Then I started the tractor, got the combine to turn over and watched all the dirt fog out as it sped up. I felt good enough about it that I cut out stencils and painted the Rotary Reaper logo on the bin and back hood. After more than two years of spare-time work, I took the machine to the Old Threshers Reunion at Mt. Pleasant, where it has been on display ever since.

Andrew Sewell, an agricultural engineer from England, contacted me for information on the Rotary Reaper. He was doing a paper on the various types of combines. Later he came to see it, as he was working for a U.S. company at the time. The best part was that he told me of someone I could contact to get a copy of an advertising flyer for the Rotary Reaper combine.

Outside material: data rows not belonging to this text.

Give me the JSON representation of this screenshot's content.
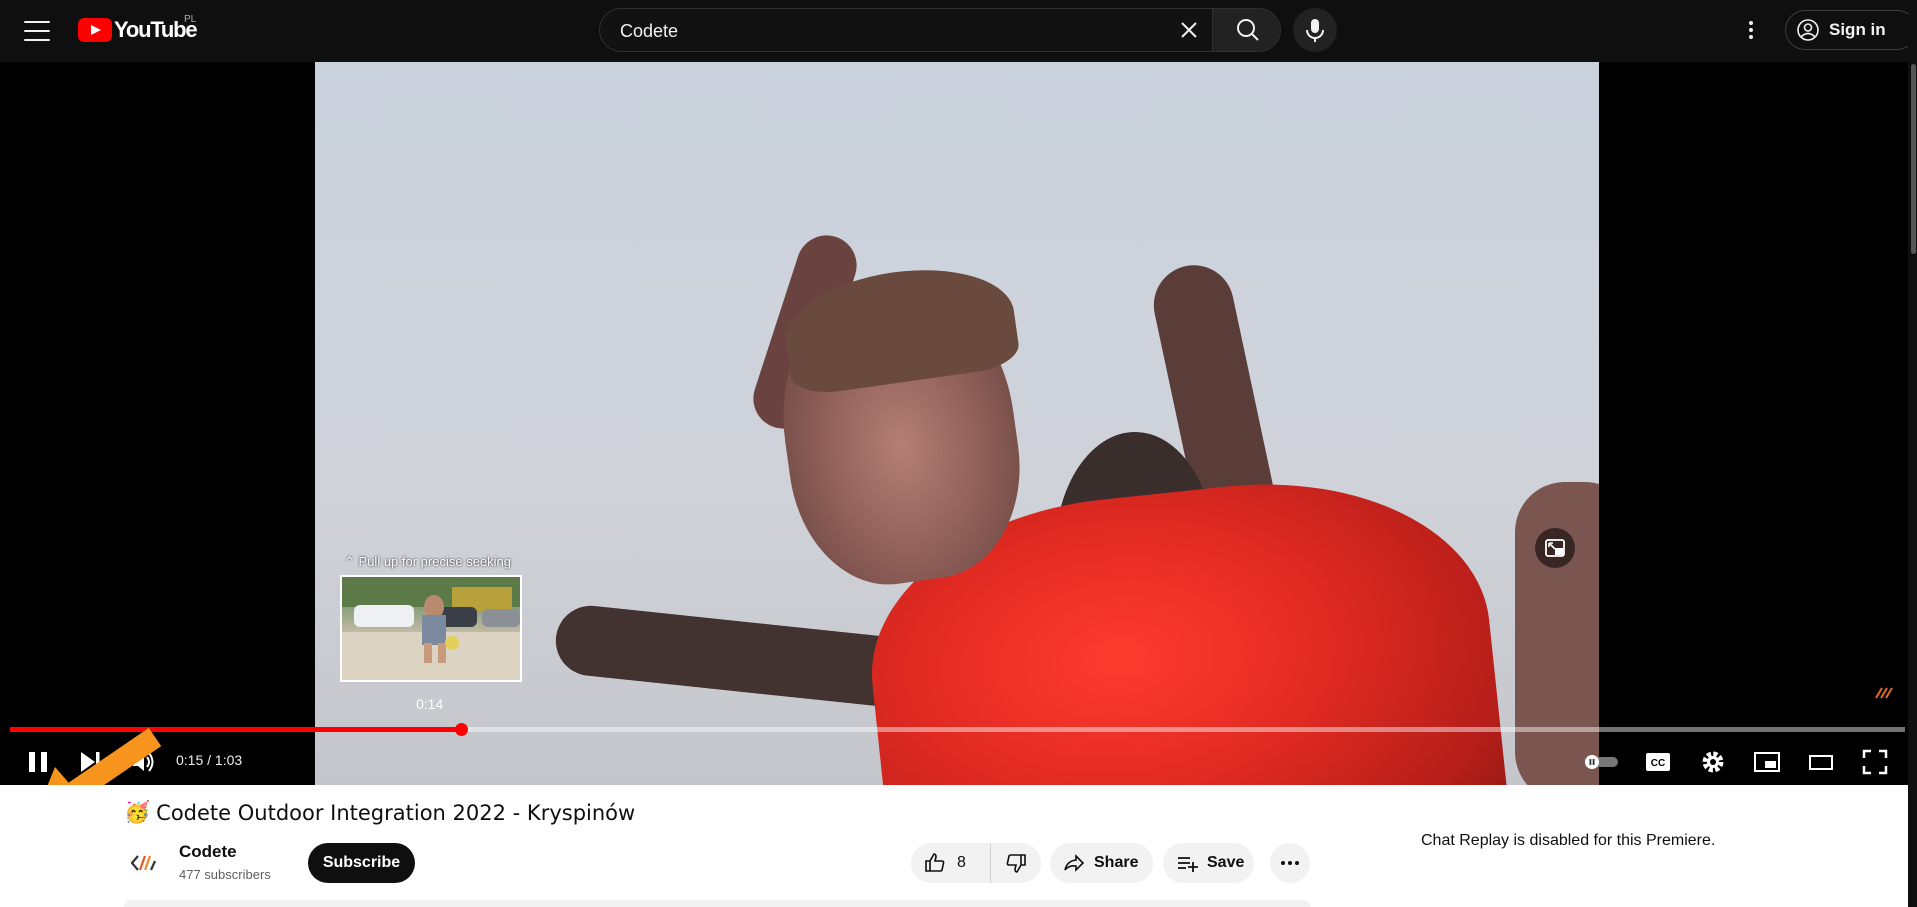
{
  "masthead": {
    "logo_text": "YouTube",
    "country_code": "PL",
    "search_value": "Codete",
    "search_placeholder": "Search",
    "signin_label": "Sign in"
  },
  "player": {
    "preview_hint": "Pull up for precise seeking",
    "preview_time": "0:14",
    "current_time": "0:15",
    "duration": "1:03",
    "time_display": "0:15 / 1:03",
    "progress_fraction": 0.2381,
    "accent_color": "#ff0000"
  },
  "video_info": {
    "title_emoji": "🥳",
    "title": "Codete Outdoor Integration 2022 - Kryspinów",
    "channel_name": "Codete",
    "subscribers": "477 subscribers",
    "subscribe_label": "Subscribe",
    "like_count": "8",
    "share_label": "Share",
    "save_label": "Save"
  },
  "chat": {
    "note": "Chat Replay is disabled for this Premiere."
  },
  "icons": [
    "menu-icon",
    "youtube-logo-icon",
    "clear-icon",
    "search-icon",
    "mic-icon",
    "more-vert-icon",
    "account-icon",
    "pip-expand-icon",
    "pause-icon",
    "next-icon",
    "volume-icon",
    "autoplay-toggle-icon",
    "captions-icon",
    "settings-icon",
    "miniplayer-icon",
    "theater-icon",
    "fullscreen-icon",
    "like-icon",
    "dislike-icon",
    "share-icon",
    "save-icon",
    "more-horiz-icon"
  ]
}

Rotary Reaper on the move

In 2003, I received a letter from Eugene Hand, Lawrence, Kansas. He had gotten my name from the Ottawa library when he was looking for information on the Rotary Reaper. “In searching through records at the Ottawa, Kansas, Record Center on the Rotary Reaper combine,” he said, “I found your letter concerning a Rotary Reaper in Poplar, Montana.

“In 1939, we were living in Tonganoxie, Kansas, 14 miles northeast of Lawrence,” he said. “Dad was helping a man from Nebraska convert a Rotary Reaper to a self-propelled combine in Ottawa. It had two engines on it. I drove it about a block to another location the first time it was ever moved. My only connection was taking Dad down there to work on it. I don’t remember how he connected with the man, but he stayed down there all week.

“On June 15, 1940, a man named Leonard Slotzhauer bought a Rotary Reaper and started combining in Winfield, Kansas, with me as a helper. The Rotary Reaper was new when he bought it. Near as I can remember, we had very little trouble with it. There was a bearing I had to replace. I think it was on the sieve in the second stage section. We pulled it with a GMC truck that had been shortened. I had towed it as fast as 70 miles per hour on the highway.

“We got reports from elevators that it was some of the cleanest wheat they had seen. We were cutting on a farm 16 miles north of Alliance, Nebraska. The lady owned about a thousand acres. We had cut several hundred acres when she hired another combine to help. I was at the house getting water when he came. He told her that you can’t cut that fast. We were going 15-20 miles per hour. She told him to drive her out there. I followed them. She got down on her hands and knees, looking for grain on the ground, and then she looked at the wheat in the truck. She said there was none on the ground, and it was clean. The guy dropped his price to $1 an acre. Slotzhauer said he couldn’t cut for that, so we went to Harden, Montana, and on to the Kopack Farm, the largest wheat grower in Montana. From his long driveway, we saw 14 combines, each 20 feet long, coming down the field, each behind the other. What a sight!

“South of Poplar, Montana, we crossed the Missouri River on a ferry. The ferry operator told us not to come back that way, because the combine nearly sank the ferry! We combined for a farmer whose land bordered the river. This was in August. After combining a couple of days, he bought the rig. This combine had an engine for power.”

Saved from the scrap man

Now I know that there are purists and nitpickers out there who’ll say I should have it like new and ready to go to the field. But I started out with a pile that most people would have junked because it would have taken more than a coat of paint to rework it. When Wilfred bought it at the sale, if anyone bid against him, I’m pretty sure it was the scrap man. I feel Wilfred and I saved a rare machine from being cut up and scrapped. After I am done with it, the next fellow can have the challenge of fixing it just right. FC


Richard Stout is ably assisted in his writing endeavors by his granddaughter, Ashley Stout. Contact Richard at 3105 Larch Ave., Washington, IA 52353.